======== INPUT DATA ========

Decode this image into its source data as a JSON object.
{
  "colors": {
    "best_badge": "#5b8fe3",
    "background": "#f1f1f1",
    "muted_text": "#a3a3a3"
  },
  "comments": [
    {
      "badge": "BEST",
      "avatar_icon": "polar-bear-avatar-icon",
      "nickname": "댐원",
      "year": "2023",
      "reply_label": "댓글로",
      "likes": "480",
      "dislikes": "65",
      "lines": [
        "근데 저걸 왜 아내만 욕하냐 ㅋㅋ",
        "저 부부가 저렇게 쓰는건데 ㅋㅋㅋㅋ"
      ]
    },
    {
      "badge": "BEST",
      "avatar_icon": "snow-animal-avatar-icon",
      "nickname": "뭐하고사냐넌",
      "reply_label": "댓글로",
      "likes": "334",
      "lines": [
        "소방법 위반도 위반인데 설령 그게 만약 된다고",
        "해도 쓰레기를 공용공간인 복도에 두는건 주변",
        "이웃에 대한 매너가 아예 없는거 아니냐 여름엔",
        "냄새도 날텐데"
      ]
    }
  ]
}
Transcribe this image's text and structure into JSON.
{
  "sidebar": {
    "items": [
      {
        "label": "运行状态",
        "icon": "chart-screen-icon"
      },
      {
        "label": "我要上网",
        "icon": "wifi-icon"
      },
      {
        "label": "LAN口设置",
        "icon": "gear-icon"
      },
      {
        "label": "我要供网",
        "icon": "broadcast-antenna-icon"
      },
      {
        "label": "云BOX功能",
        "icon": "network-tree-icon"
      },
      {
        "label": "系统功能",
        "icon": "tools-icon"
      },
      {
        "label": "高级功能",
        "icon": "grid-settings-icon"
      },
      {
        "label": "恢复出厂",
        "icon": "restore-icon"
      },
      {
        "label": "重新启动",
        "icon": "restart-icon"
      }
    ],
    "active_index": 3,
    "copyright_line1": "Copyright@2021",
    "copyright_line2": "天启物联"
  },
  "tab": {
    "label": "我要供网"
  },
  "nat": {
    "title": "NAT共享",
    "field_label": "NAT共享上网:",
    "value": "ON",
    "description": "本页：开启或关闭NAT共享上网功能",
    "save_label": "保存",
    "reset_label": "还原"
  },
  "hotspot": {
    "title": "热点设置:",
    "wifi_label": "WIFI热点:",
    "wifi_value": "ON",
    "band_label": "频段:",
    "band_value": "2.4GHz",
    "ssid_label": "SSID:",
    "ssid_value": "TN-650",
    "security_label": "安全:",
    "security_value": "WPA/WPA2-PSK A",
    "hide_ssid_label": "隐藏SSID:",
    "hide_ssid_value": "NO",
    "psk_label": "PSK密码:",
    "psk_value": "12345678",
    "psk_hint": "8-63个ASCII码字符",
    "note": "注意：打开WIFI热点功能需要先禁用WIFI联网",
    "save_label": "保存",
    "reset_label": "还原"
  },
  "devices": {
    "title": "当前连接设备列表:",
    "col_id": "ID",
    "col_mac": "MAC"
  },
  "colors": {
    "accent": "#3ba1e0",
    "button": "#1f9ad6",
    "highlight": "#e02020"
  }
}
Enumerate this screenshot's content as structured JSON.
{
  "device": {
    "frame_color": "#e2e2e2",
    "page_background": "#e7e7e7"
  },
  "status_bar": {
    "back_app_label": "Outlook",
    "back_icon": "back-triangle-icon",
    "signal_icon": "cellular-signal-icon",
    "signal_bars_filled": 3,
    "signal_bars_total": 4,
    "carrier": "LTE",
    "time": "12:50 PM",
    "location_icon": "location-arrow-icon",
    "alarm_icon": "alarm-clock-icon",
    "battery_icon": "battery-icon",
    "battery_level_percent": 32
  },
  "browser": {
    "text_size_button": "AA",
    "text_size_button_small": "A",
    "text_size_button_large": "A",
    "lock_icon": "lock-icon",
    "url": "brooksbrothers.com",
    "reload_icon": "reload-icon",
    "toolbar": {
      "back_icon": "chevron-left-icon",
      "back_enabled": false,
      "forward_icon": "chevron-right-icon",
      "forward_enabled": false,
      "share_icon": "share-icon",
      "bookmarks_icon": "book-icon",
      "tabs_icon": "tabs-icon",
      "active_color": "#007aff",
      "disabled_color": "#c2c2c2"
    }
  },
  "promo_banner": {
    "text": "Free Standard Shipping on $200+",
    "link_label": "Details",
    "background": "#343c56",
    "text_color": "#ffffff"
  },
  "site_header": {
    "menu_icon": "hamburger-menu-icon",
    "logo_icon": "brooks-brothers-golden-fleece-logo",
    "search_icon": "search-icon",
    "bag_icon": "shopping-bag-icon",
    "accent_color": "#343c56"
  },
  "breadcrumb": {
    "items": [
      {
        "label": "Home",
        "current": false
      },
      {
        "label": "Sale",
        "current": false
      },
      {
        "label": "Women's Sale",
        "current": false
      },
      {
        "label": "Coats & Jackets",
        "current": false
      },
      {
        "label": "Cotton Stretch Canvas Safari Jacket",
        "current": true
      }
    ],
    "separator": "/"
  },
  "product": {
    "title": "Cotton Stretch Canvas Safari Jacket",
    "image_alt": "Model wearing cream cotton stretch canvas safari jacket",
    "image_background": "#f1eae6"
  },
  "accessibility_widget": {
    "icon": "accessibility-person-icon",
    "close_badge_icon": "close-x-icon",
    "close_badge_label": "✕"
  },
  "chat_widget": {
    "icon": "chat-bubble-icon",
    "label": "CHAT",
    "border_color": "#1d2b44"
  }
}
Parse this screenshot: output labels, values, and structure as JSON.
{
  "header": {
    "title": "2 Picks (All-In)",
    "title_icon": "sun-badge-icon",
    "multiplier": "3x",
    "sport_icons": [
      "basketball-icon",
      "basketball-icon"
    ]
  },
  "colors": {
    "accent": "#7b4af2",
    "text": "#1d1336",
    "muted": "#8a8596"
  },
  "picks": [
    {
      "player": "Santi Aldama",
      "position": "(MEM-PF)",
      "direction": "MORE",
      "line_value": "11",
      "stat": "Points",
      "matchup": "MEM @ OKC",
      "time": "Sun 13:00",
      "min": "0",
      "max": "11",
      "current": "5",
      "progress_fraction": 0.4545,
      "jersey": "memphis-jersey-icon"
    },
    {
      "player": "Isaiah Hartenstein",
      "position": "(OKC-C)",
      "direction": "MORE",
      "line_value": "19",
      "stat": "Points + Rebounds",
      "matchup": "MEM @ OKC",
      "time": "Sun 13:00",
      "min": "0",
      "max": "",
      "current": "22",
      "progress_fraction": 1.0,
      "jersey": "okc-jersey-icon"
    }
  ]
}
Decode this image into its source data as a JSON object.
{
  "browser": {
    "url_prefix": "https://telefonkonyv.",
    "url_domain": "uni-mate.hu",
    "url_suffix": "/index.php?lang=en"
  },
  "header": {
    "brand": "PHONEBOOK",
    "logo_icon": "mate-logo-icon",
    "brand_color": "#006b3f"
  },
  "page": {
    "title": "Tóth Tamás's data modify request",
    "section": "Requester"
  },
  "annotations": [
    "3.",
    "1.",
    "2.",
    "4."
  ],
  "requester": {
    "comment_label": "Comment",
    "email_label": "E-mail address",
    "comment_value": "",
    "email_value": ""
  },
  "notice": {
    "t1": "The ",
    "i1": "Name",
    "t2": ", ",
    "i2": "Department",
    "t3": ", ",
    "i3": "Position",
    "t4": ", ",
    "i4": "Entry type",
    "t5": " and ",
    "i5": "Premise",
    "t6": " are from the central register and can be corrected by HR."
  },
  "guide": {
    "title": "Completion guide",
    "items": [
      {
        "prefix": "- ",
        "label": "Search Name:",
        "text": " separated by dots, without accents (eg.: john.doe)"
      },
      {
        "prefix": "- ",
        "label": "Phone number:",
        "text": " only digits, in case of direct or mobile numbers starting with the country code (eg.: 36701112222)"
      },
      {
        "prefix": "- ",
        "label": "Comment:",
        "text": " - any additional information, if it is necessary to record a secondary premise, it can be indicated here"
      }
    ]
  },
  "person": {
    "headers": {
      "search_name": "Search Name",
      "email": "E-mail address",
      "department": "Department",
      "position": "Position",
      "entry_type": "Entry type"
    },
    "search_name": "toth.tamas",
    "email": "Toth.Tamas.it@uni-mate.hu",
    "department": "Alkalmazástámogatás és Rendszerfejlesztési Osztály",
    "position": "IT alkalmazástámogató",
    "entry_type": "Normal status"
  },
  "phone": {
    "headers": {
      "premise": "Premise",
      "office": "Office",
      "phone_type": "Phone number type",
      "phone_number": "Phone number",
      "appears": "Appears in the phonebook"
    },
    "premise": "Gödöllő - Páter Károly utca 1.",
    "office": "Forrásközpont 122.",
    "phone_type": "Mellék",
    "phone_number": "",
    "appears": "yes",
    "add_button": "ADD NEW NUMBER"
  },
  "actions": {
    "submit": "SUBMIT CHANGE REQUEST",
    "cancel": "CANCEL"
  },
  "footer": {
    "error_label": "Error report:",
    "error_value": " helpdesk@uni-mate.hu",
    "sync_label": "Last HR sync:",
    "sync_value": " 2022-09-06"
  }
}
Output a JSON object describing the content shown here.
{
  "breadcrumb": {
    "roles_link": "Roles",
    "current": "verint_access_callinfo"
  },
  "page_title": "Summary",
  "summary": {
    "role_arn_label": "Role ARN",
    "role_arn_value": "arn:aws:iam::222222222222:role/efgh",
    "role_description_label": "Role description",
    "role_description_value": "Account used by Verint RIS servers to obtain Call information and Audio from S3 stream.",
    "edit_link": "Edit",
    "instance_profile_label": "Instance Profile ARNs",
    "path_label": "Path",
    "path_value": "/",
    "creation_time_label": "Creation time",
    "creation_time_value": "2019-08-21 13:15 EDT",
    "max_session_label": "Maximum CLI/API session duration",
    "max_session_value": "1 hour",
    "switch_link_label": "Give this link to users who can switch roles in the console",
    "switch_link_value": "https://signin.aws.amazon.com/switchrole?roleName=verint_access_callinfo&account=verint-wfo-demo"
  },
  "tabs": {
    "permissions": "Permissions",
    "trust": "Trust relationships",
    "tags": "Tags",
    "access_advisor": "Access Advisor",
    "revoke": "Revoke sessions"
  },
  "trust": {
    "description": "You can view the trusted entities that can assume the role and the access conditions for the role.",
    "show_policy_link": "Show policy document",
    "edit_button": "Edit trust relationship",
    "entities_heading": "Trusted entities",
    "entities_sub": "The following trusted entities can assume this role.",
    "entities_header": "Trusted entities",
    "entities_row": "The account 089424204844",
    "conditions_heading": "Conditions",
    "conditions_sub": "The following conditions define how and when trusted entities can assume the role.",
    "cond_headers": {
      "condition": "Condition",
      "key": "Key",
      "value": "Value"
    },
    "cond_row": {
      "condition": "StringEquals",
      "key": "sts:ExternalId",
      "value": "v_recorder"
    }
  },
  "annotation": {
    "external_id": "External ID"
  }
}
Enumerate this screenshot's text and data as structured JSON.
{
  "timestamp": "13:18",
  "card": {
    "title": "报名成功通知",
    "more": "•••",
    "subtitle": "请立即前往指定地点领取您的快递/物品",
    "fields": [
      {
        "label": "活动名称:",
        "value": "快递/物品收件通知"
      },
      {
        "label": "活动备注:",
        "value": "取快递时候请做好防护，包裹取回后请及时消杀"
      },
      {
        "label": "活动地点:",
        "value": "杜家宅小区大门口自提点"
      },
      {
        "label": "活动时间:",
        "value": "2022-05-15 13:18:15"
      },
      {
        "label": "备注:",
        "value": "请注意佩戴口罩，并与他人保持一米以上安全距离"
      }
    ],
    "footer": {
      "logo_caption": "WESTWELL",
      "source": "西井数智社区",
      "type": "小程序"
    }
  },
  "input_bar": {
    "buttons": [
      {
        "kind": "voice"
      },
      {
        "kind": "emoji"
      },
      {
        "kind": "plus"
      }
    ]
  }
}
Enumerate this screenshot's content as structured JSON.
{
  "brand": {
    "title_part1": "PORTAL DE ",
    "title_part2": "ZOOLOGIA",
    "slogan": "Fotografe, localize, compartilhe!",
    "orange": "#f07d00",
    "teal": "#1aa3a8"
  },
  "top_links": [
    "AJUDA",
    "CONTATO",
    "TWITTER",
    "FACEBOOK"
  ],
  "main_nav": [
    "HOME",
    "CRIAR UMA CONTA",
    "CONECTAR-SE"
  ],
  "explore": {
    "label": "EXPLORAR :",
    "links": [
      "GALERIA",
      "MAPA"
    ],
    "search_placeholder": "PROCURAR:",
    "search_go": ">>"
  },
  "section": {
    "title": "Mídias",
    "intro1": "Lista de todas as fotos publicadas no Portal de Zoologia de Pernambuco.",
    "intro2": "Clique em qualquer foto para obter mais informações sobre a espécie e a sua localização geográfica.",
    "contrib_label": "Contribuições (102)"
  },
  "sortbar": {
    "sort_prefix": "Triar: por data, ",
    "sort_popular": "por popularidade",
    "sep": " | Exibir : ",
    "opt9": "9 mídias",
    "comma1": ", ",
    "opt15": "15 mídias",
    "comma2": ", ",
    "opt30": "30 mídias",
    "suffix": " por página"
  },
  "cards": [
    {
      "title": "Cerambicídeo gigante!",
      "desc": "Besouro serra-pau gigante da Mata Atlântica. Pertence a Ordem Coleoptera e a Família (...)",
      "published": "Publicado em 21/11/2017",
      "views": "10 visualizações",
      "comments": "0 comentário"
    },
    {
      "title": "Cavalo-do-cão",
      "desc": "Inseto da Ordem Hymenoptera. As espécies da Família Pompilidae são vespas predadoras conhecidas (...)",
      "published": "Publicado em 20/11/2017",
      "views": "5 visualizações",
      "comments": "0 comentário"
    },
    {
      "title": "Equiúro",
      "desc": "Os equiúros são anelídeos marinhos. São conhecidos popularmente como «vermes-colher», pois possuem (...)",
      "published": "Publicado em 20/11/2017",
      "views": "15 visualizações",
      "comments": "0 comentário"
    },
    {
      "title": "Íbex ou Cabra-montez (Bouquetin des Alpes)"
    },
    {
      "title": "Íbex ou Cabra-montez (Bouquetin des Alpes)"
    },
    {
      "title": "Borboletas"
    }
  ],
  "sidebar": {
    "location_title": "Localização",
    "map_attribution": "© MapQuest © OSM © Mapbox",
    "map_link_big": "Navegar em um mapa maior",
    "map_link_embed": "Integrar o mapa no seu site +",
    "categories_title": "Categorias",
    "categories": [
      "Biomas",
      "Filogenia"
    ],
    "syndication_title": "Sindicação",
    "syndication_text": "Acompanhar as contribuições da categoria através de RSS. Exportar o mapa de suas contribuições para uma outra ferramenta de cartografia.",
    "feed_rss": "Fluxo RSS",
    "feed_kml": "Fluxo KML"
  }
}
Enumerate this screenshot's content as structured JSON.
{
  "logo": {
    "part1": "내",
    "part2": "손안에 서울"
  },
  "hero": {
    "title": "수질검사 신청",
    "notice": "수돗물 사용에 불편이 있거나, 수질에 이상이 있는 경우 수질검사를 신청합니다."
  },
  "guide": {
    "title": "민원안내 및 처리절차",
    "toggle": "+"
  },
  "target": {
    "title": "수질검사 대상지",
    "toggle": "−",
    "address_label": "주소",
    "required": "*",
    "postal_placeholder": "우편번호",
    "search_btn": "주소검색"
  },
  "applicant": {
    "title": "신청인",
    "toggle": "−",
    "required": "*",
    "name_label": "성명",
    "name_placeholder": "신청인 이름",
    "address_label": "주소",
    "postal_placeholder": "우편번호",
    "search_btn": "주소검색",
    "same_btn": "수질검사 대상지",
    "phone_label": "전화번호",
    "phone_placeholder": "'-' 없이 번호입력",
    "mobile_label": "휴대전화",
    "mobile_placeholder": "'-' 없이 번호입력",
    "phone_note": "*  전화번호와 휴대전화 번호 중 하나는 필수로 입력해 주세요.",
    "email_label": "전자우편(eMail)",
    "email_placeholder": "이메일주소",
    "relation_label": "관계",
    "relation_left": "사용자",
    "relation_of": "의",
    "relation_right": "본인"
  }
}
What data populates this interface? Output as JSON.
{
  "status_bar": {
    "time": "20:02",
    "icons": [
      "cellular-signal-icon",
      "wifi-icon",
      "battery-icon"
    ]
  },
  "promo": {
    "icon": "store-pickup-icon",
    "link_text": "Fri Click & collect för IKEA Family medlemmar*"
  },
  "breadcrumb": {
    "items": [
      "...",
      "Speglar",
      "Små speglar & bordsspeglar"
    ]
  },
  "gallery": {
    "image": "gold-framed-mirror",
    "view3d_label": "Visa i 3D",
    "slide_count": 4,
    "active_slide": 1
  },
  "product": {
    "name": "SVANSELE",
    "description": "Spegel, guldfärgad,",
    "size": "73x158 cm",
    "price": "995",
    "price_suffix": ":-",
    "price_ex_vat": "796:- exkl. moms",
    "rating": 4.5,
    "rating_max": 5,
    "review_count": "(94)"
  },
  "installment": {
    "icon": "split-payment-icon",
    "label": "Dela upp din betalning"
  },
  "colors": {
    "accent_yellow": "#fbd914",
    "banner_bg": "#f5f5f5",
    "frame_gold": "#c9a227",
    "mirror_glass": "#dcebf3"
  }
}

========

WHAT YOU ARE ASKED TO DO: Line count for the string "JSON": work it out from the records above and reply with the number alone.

FINAL ANSWER: 10